## Goal of the exercise
All of the data should be given again word for word, though the images are to be left out.

## Page and application data records
┄┄┄┄┄┄┄┄┄┄
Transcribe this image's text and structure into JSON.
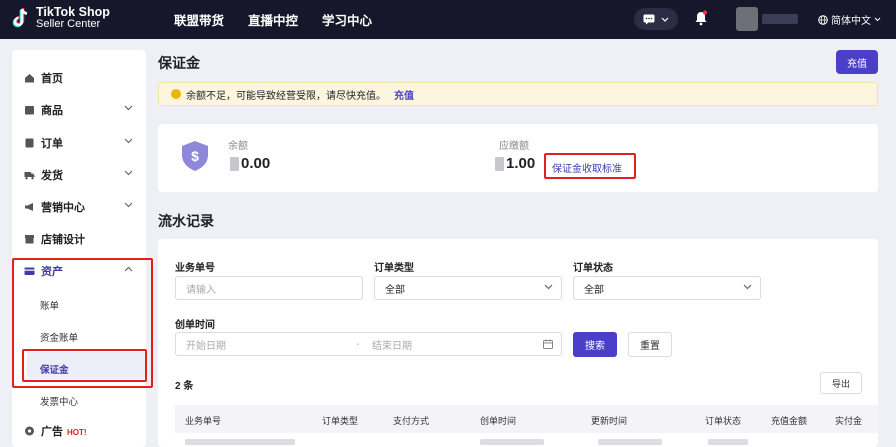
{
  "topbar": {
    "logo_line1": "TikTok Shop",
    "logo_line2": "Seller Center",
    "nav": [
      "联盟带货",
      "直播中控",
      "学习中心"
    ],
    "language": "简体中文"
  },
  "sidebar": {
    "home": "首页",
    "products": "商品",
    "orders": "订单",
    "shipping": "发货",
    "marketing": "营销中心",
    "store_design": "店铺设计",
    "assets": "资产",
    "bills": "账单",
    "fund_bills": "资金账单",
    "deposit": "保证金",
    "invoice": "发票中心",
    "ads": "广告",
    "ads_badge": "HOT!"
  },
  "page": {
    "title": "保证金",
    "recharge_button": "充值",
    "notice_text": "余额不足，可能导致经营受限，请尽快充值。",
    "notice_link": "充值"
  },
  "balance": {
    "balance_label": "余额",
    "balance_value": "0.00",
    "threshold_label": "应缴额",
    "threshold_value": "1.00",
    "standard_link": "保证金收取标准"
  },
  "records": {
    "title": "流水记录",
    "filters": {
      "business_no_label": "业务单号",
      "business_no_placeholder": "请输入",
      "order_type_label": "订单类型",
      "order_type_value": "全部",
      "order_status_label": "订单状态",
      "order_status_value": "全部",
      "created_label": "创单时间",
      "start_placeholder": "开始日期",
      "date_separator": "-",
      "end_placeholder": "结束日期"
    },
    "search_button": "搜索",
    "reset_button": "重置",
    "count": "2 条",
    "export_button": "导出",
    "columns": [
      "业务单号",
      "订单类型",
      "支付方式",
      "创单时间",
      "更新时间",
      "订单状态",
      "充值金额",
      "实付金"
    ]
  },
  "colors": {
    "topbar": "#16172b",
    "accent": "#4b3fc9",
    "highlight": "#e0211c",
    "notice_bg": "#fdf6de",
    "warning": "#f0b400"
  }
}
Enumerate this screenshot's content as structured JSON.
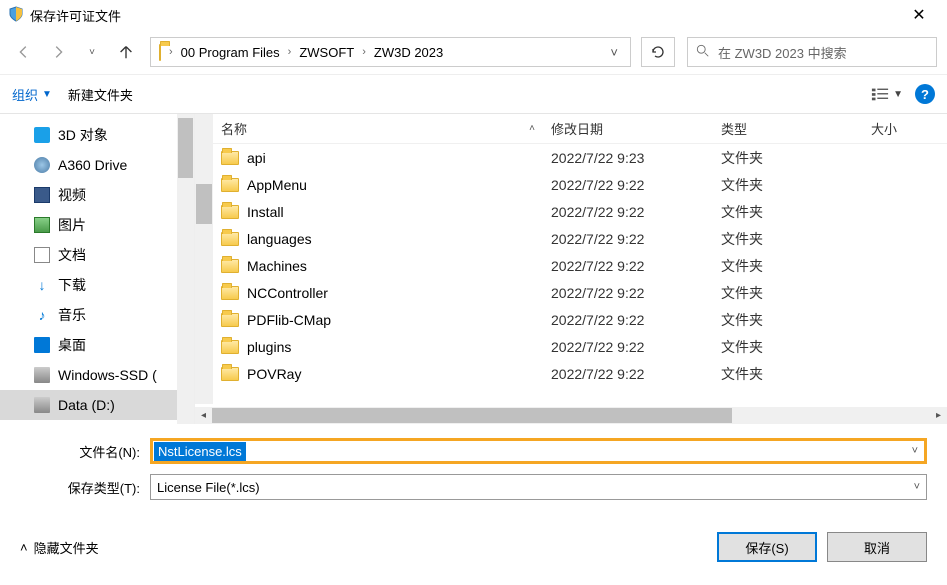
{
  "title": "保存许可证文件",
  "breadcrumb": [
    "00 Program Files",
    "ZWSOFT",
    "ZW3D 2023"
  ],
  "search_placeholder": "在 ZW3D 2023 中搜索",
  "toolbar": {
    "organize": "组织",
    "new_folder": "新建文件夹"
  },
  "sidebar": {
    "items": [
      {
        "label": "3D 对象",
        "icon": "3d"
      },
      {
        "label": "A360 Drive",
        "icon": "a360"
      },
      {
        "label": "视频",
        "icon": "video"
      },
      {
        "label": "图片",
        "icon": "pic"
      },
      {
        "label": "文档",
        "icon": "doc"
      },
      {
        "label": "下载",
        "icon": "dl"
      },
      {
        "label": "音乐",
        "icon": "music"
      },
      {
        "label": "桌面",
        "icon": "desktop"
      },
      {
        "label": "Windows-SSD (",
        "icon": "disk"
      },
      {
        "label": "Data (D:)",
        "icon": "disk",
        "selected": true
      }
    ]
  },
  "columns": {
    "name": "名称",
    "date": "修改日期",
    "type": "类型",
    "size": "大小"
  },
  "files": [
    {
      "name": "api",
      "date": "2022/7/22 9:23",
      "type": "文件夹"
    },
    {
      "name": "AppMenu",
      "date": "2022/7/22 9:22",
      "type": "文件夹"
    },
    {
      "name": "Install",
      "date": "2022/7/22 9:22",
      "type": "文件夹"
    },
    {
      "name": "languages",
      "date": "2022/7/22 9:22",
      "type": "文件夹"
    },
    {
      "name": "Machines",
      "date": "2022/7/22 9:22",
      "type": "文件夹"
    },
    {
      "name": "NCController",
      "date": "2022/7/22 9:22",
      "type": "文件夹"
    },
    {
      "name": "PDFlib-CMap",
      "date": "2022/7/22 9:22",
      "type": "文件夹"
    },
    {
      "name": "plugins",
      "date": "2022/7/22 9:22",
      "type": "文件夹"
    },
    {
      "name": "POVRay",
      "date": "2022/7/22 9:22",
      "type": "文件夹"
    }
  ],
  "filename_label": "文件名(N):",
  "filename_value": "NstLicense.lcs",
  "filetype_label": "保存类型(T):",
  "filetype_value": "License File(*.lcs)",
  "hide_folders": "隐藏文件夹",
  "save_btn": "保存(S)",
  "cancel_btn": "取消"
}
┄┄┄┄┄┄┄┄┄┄
## Task output
Transcribe this image's text and structure into JSON.
{
  "topbar": {
    "logo_line1": "TikTok Shop",
    "logo_line2": "Seller Center",
    "nav": [
      "联盟带货",
      "直播中控",
      "学习中心"
    ],
    "language": "简体中文"
  },
  "sidebar": {
    "home": "首页",
    "products": "商品",
    "orders": "订单",
    "shipping": "发货",
    "marketing": "营销中心",
    "store_design": "店铺设计",
    "assets": "资产",
    "bills": "账单",
    "fund_bills": "资金账单",
    "deposit": "保证金",
    "invoice": "发票中心",
    "ads": "广告",
    "ads_badge": "HOT!"
  },
  "page": {
    "title": "保证金",
    "recharge_button": "充值",
    "notice_text": "余额不足，可能导致经营受限，请尽快充值。",
    "notice_link": "充值"
  },
  "balance": {
    "balance_label": "余额",
    "balance_value": "0.00",
    "threshold_label": "应缴额",
    "threshold_value": "1.00",
    "standard_link": "保证金收取标准"
  },
  "records": {
    "title": "流水记录",
    "filters": {
      "business_no_label": "业务单号",
      "business_no_placeholder": "请输入",
      "order_type_label": "订单类型",
      "order_type_value": "全部",
      "order_status_label": "订单状态",
      "order_status_value": "全部",
      "created_label": "创单时间",
      "start_placeholder": "开始日期",
      "date_separator": "-",
      "end_placeholder": "结束日期"
    },
    "search_button": "搜索",
    "reset_button": "重置",
    "count": "2 条",
    "export_button": "导出",
    "columns": [
      "业务单号",
      "订单类型",
      "支付方式",
      "创单时间",
      "更新时间",
      "订单状态",
      "充值金额",
      "实付金"
    ]
  },
  "colors": {
    "topbar": "#16172b",
    "accent": "#4b3fc9",
    "highlight": "#e0211c",
    "notice_bg": "#fdf6de",
    "warning": "#f0b400"
  }
}
Enumerate this screenshot's content as structured JSON.
{
  "title": "保存许可证文件",
  "breadcrumb": [
    "00 Program Files",
    "ZWSOFT",
    "ZW3D 2023"
  ],
  "search_placeholder": "在 ZW3D 2023 中搜索",
  "toolbar": {
    "organize": "组织",
    "new_folder": "新建文件夹"
  },
  "sidebar": {
    "items": [
      {
        "label": "3D 对象",
        "icon": "3d"
      },
      {
        "label": "A360 Drive",
        "icon": "a360"
      },
      {
        "label": "视频",
        "icon": "video"
      },
      {
        "label": "图片",
        "icon": "pic"
      },
      {
        "label": "文档",
        "icon": "doc"
      },
      {
        "label": "下载",
        "icon": "dl"
      },
      {
        "label": "音乐",
        "icon": "music"
      },
      {
        "label": "桌面",
        "icon": "desktop"
      },
      {
        "label": "Windows-SSD (",
        "icon": "disk"
      },
      {
        "label": "Data (D:)",
        "icon": "disk",
        "selected": true
      }
    ]
  },
  "columns": {
    "name": "名称",
    "date": "修改日期",
    "type": "类型",
    "size": "大小"
  },
  "files": [
    {
      "name": "api",
      "date": "2022/7/22 9:23",
      "type": "文件夹"
    },
    {
      "name": "AppMenu",
      "date": "2022/7/22 9:22",
      "type": "文件夹"
    },
    {
      "name": "Install",
      "date": "2022/7/22 9:22",
      "type": "文件夹"
    },
    {
      "name": "languages",
      "date": "2022/7/22 9:22",
      "type": "文件夹"
    },
    {
      "name": "Machines",
      "date": "2022/7/22 9:22",
      "type": "文件夹"
    },
    {
      "name": "NCController",
      "date": "2022/7/22 9:22",
      "type": "文件夹"
    },
    {
      "name": "PDFlib-CMap",
      "date": "2022/7/22 9:22",
      "type": "文件夹"
    },
    {
      "name": "plugins",
      "date": "2022/7/22 9:22",
      "type": "文件夹"
    },
    {
      "name": "POVRay",
      "date": "2022/7/22 9:22",
      "type": "文件夹"
    }
  ],
  "filename_label": "文件名(N):",
  "filename_value": "NstLicense.lcs",
  "filetype_label": "保存类型(T):",
  "filetype_value": "License File(*.lcs)",
  "hide_folders": "隐藏文件夹",
  "save_btn": "保存(S)",
  "cancel_btn": "取消"
}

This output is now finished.